LOUISVILLE, KY (WAVE) - Early swim classes are just as beneficial to mom and dad as they are to baby. At the YMCA, parents can start classes as early as 6 months old.
Les Fugate signed up his infant daughter, Kensington, knowing these first classes are quite basic. "Introduce her to water, get confident in the water," explained Les. There are also classes for 18 months up to 3 years called the Super Tots. But the Y does not start actual swim classes until age 3.
VP of Programming, Becky Gamm, is a 30 year veteran of teaching pre-schoolers how to swim. She believes the early classes are essential to not only learning how to swim, but also for teaching parents how to supervise.
"A big part of our program is parent education," Gamm said, "and helping parents understand the importance of always being within arms reach of their child."
If a parent is wondering when to start swim classes, Gamm's answer is simple. "The sooner the better. The younger the kids are comfortable and see the water as an enjoyable place, they're comfortable with water in their face, the quicker they're going to learn to swim."

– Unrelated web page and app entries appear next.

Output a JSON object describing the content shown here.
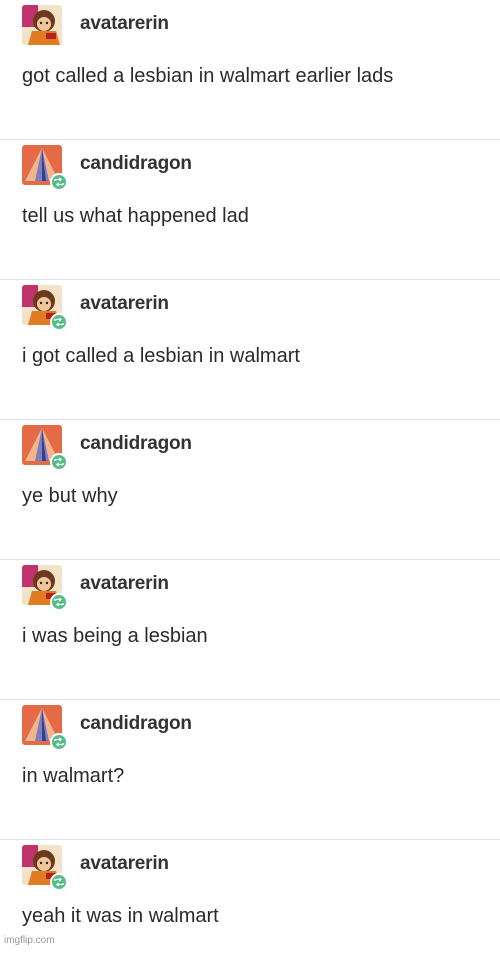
{
  "posts": [
    {
      "user": "avatarerin",
      "avatar": "avatarerin-avatar-icon",
      "reblog": false,
      "text": "got called a lesbian in walmart earlier lads"
    },
    {
      "user": "candidragon",
      "avatar": "candidragon-avatar-icon",
      "reblog": true,
      "text": "tell us what happened lad"
    },
    {
      "user": "avatarerin",
      "avatar": "avatarerin-avatar-icon",
      "reblog": true,
      "text": "i got called a lesbian in walmart"
    },
    {
      "user": "candidragon",
      "avatar": "candidragon-avatar-icon",
      "reblog": true,
      "text": "ye but why"
    },
    {
      "user": "avatarerin",
      "avatar": "avatarerin-avatar-icon",
      "reblog": true,
      "text": "i was being a lesbian"
    },
    {
      "user": "candidragon",
      "avatar": "candidragon-avatar-icon",
      "reblog": true,
      "text": "in walmart?"
    },
    {
      "user": "avatarerin",
      "avatar": "avatarerin-avatar-icon",
      "reblog": true,
      "text": "yeah it was in walmart"
    }
  ],
  "colors": {
    "reblog_badge": "#56bc8a",
    "divider": "#e2e2e2"
  },
  "watermark": "imgflip.com"
}
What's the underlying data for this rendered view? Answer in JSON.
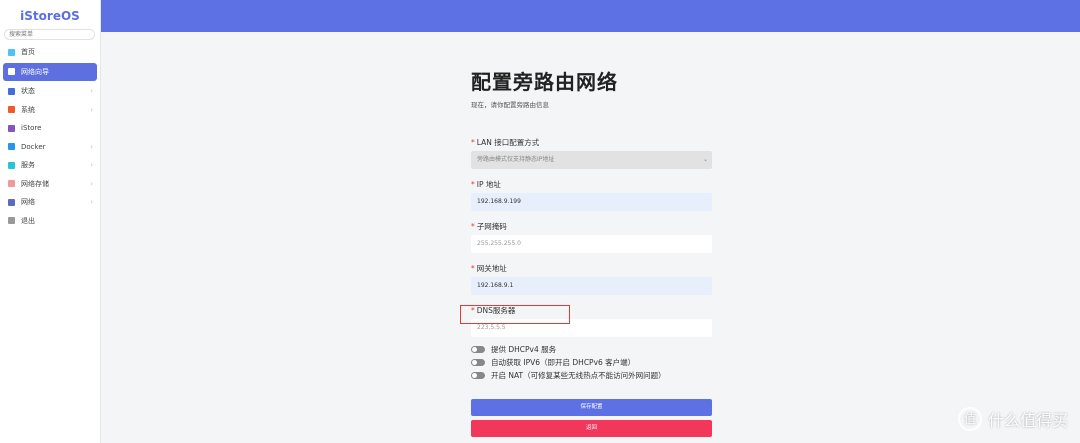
{
  "sidebar": {
    "logo": "iStoreOS",
    "search_placeholder": "搜索菜单",
    "items": [
      {
        "label": "首页",
        "color": "#4fc3f7",
        "chev": false
      },
      {
        "label": "网络向导",
        "color": "#ffffff",
        "chev": false,
        "active": true
      },
      {
        "label": "状态",
        "color": "#3f6fd8",
        "chev": true
      },
      {
        "label": "系统",
        "color": "#f05a28",
        "chev": true
      },
      {
        "label": "iStore",
        "color": "#7e57c2",
        "chev": false
      },
      {
        "label": "Docker",
        "color": "#2496ed",
        "chev": true
      },
      {
        "label": "服务",
        "color": "#26c6da",
        "chev": true
      },
      {
        "label": "网络存储",
        "color": "#ef9a9a",
        "chev": true
      },
      {
        "label": "网络",
        "color": "#5c6bc0",
        "chev": true
      },
      {
        "label": "退出",
        "color": "#999999",
        "chev": false
      }
    ]
  },
  "page": {
    "title": "配置旁路由网络",
    "subtitle": "现在，请你配置旁路由信息",
    "lan_label": "LAN 接口配置方式",
    "lan_value": "旁路由模式仅支持静态IP地址",
    "ip_label": "IP 地址",
    "ip_value": "192.168.9.199",
    "mask_label": "子网掩码",
    "mask_placeholder": "255.255.255.0",
    "gw_label": "网关地址",
    "gw_value": "192.168.9.1",
    "dns_label": "DNS服务器",
    "dns_placeholder": "223.5.5.5",
    "toggles": [
      "提供 DHCPv4 服务",
      "自动获取 IPV6（即开启 DHCPv6 客户端）",
      "开启 NAT（可修复某些无线热点不能访问外网问题）"
    ],
    "save": "保存配置",
    "back": "返回",
    "required": "*"
  },
  "watermark": {
    "text": "什么值得买",
    "glyph": "值"
  }
}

That said, Gamm's number one rule is "there's nothing that can replace good supervision."
Even when little ones start showing some skill in the water, she warns parents, that is when you have to watch even closer. "Those are the ones you really to watch because they don't have any concept of their limits." Children can be fearless and just do not understand the dangers.

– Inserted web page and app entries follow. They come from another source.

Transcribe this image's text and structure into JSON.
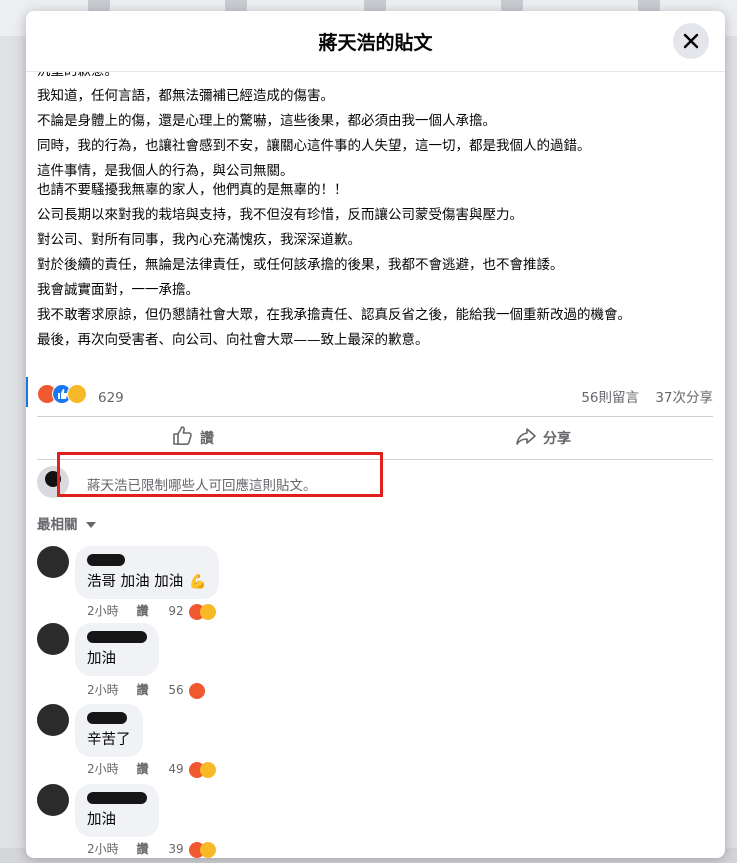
{
  "modal": {
    "title": "蔣天浩的貼文",
    "close_icon": "close-icon"
  },
  "post": {
    "lines": [
      "沉重的歉意。",
      "我知道，任何言語，都無法彌補已經造成的傷害。",
      "不論是身體上的傷，還是心理上的驚嚇，這些後果，都必須由我一個人承擔。",
      "同時，我的行為，也讓社會感到不安，讓關心這件事的人失望，這一切，都是我個人的過錯。",
      "這件事情，是我個人的行為，與公司無關。",
      "也請不要騷擾我無辜的家人，他們真的是無辜的！！",
      "公司長期以來對我的栽培與支持，我不但沒有珍惜，反而讓公司蒙受傷害與壓力。",
      "對公司、對所有同事，我內心充滿愧疚，我深深道歉。",
      "對於後續的責任，無論是法律責任，或任何該承擔的後果，我都不會逃避，也不會推諉。",
      "我會誠實面對，一一承擔。",
      "我不敢奢求原諒，但仍懇請社會大眾，在我承擔責任、認真反省之後，能給我一個重新改過的機會。",
      "最後，再次向受害者、向公司、向社會大眾——致上最深的歉意。"
    ],
    "reaction_count": "629",
    "comments_count": "56則留言",
    "shares_count": "37次分享",
    "reactions": [
      "angry-reaction-icon",
      "like-reaction-icon",
      "haha-reaction-icon"
    ]
  },
  "actions": {
    "like_label": "讚",
    "share_label": "分享"
  },
  "restriction": {
    "text": "蔣天浩已限制哪些人可回應這則貼文。"
  },
  "sort": {
    "label": "最相關"
  },
  "comments": [
    {
      "text": "浩哥 加油 加油",
      "time": "2小時",
      "like": "讚",
      "likes": "92",
      "emoji": "flexed-biceps-icon"
    },
    {
      "text": "加油",
      "time": "2小時",
      "like": "讚",
      "likes": "56"
    },
    {
      "text": "辛苦了",
      "time": "2小時",
      "like": "讚",
      "likes": "49"
    },
    {
      "text": "加油",
      "time": "2小時",
      "like": "讚",
      "likes": "39"
    }
  ],
  "colors": {
    "highlight_box": "#e0201a",
    "link_blue": "#1877f2",
    "secondary_text": "#65676b"
  }
}
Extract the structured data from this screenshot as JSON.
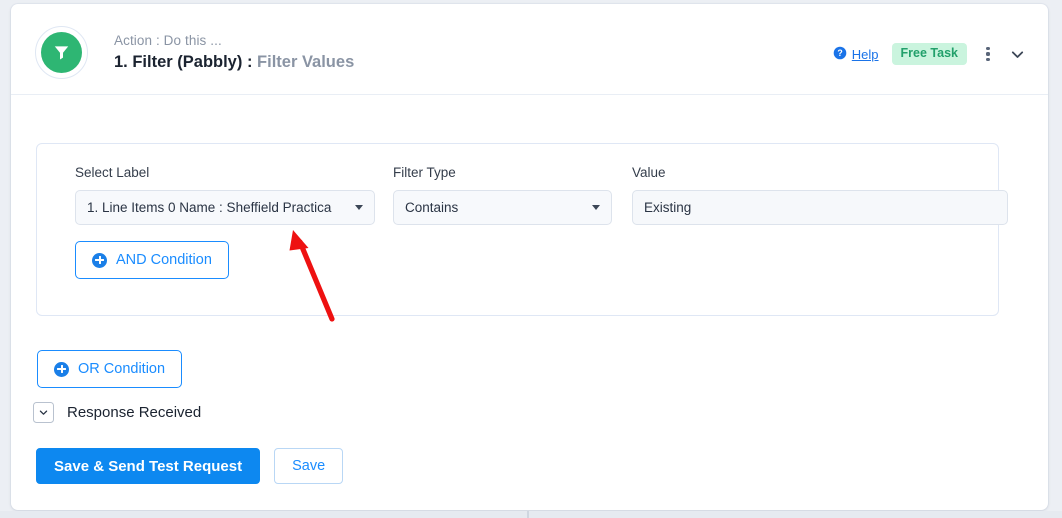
{
  "header": {
    "icon": "filter-funnel-icon",
    "eyebrow": "Action : Do this ...",
    "title_strong": "1. Filter (Pabbly) :",
    "title_sub": "Filter Values",
    "help_label": "Help",
    "help_icon": "question-circle-icon",
    "badge_label": "Free Task",
    "kebab_icon": "more-vertical-icon",
    "collapse_icon": "chevron-down-icon"
  },
  "condition": {
    "select_label": {
      "label": "Select Label",
      "value": "1. Line Items 0 Name : Sheffield Practica",
      "caret_icon": "caret-down-icon"
    },
    "filter_type": {
      "label": "Filter Type",
      "value": "Contains",
      "caret_icon": "caret-down-icon"
    },
    "value_field": {
      "label": "Value",
      "value": "Existing",
      "placeholder": "Value"
    },
    "and_button": {
      "label": "AND Condition",
      "icon": "plus-circle-icon"
    }
  },
  "or_button": {
    "label": "OR Condition",
    "icon": "plus-circle-icon"
  },
  "response": {
    "label": "Response Received",
    "toggle_icon": "chevron-down-icon"
  },
  "actions": {
    "primary_label": "Save & Send Test Request",
    "secondary_label": "Save"
  },
  "annotation": {
    "type": "arrow",
    "color": "#ee1111",
    "points_to": "select-label-dropdown"
  },
  "colors": {
    "brand_green": "#2eb673",
    "badge_bg": "#caf4de",
    "badge_text": "#22a06b",
    "link_blue": "#1a73e8",
    "primary_blue": "#0d88f0",
    "outline_blue": "#1a8cff",
    "page_bg": "#eceff4"
  }
}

David Russell learned that about his son, Dawson, 4, a couple of weeks ago. "He didn't have his swimmies on," said Russell. "He was out eating lunch and just jumps straight in the pool. He went to the bottom. He was only there for a second because I was in there. Still, knowing he's not scared of the water!"

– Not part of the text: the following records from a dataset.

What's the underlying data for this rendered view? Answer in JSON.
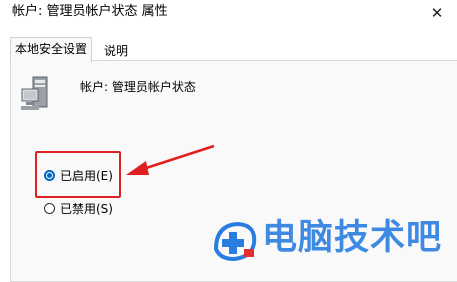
{
  "window": {
    "title": "帐户: 管理员帐户状态 属性",
    "close_label": "✕"
  },
  "tabs": [
    {
      "label": "本地安全设置",
      "active": true
    },
    {
      "label": "说明",
      "active": false
    }
  ],
  "panel": {
    "account_label": "帐户: 管理员帐户状态",
    "options": [
      {
        "label": "已启用(E)",
        "checked": true
      },
      {
        "label": "已禁用(S)",
        "checked": false
      }
    ]
  },
  "watermark": {
    "text": "电脑技术吧",
    "icon": "plus-circle-icon"
  },
  "colors": {
    "accent": "#0067c0",
    "highlight": "#e02020",
    "watermark": "#2a7de0"
  }
}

It is a scary scenario for any parent. Both Dawson and his sister Libby, 3, are now taking swim lessons. "I want to make sure they're taught by an instructor on how to swim enough to keep afloat just in case," said Russell.
Still he realizes and any parent should know another rule Gamm shared. "There's no such thing as drown proofing a child."
It is why these parents are doing everything possible to prevent a tragedy.
"Our responsibility, when we're at the pool, is to be watching her and taking care of her" Fugate explained. "But it's important for her to have those basic instincts."
Outside of class, Gamm said any child under the age of 7 should have a parent in the water with them at all times. For younger children, she said parents need to be within an arm's reach or the child should be in a life jacket.
Click here for more information about swim classes at the YMCA of Greater Louisville.